───── INFORMATION SHOWN

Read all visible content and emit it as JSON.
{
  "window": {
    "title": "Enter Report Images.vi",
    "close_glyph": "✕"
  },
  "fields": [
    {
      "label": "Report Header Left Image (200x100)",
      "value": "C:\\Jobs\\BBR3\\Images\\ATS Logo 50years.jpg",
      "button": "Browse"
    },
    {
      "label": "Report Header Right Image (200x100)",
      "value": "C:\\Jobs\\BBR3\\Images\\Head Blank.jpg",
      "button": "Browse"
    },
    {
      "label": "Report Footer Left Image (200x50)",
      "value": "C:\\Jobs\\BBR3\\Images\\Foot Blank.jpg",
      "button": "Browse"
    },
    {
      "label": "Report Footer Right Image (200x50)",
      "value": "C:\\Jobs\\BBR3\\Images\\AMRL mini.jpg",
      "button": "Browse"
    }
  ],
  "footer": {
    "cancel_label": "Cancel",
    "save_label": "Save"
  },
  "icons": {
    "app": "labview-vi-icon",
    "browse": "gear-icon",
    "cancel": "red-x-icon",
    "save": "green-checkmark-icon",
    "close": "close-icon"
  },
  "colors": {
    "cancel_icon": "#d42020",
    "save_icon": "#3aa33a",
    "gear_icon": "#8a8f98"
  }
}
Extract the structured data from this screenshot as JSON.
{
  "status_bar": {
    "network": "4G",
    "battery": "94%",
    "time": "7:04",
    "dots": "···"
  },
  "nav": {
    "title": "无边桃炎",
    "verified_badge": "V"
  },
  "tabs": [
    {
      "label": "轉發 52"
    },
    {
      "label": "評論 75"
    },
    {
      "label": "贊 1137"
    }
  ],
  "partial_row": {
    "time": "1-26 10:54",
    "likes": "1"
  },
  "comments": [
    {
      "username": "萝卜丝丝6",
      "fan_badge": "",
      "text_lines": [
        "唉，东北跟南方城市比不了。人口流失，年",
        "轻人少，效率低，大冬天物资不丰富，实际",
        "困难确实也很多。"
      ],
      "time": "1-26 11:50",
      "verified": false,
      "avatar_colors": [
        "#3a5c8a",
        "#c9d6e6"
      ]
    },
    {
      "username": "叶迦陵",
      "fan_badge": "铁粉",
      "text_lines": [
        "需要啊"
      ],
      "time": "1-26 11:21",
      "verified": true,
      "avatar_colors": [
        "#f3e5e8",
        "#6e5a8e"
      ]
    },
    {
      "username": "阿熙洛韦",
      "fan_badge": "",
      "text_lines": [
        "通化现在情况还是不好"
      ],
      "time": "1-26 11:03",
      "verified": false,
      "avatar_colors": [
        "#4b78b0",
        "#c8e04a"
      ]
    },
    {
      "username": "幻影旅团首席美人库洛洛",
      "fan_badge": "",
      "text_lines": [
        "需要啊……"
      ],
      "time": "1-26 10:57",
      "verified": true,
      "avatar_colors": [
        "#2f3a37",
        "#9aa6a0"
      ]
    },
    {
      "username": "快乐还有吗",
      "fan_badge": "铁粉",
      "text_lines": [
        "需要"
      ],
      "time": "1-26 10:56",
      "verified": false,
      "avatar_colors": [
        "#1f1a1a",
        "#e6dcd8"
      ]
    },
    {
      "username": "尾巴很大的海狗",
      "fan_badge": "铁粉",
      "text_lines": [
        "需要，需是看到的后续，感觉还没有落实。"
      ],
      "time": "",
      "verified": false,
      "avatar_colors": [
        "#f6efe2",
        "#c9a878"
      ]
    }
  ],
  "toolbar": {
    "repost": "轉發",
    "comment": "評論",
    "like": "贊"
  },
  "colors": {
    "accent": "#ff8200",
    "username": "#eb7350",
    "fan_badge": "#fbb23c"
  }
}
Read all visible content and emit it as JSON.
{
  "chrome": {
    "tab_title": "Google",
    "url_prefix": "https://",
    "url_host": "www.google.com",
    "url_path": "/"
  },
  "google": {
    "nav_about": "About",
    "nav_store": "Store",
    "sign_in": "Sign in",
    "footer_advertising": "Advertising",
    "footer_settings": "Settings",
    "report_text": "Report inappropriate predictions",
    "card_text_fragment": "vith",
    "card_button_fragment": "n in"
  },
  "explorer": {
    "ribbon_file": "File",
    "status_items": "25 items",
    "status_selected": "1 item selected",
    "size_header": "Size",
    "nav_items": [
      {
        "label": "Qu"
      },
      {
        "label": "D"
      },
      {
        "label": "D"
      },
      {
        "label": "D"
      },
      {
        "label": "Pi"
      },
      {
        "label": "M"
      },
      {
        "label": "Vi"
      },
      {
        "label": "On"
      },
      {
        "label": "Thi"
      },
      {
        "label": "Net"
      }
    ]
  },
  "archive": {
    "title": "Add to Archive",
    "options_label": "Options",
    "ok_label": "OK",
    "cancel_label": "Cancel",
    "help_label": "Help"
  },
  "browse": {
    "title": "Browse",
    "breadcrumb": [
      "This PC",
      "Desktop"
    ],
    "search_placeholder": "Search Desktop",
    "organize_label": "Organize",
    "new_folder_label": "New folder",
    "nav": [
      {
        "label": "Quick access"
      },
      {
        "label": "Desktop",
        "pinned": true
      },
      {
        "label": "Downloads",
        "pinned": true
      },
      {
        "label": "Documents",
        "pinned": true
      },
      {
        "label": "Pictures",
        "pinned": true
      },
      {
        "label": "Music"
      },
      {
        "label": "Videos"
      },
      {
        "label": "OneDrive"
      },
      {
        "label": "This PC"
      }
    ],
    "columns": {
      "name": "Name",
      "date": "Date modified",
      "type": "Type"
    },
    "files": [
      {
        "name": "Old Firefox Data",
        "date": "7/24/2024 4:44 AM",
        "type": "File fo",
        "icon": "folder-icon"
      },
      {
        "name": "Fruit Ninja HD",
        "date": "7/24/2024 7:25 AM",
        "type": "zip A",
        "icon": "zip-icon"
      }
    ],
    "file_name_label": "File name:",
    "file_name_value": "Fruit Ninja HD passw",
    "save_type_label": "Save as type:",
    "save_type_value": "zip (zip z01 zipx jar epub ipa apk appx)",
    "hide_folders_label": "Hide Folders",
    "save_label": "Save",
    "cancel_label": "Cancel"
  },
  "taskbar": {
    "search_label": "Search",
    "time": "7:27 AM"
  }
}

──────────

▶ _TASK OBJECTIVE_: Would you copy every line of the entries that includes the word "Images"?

▶ _OUTPUT OF THE EXERCISE_:
    "title": "Enter Report Images.vi",
      "value": "C:\\Jobs\\BBR3\\Images\\ATS Logo 50years.jpg",
      "value": "C:\\Jobs\\BBR3\\Images\\Head Blank.jpg",
      "value": "C:\\Jobs\\BBR3\\Images\\Foot Blank.jpg",
      "value": "C:\\Jobs\\BBR3\\Images\\AMRL mini.jpg",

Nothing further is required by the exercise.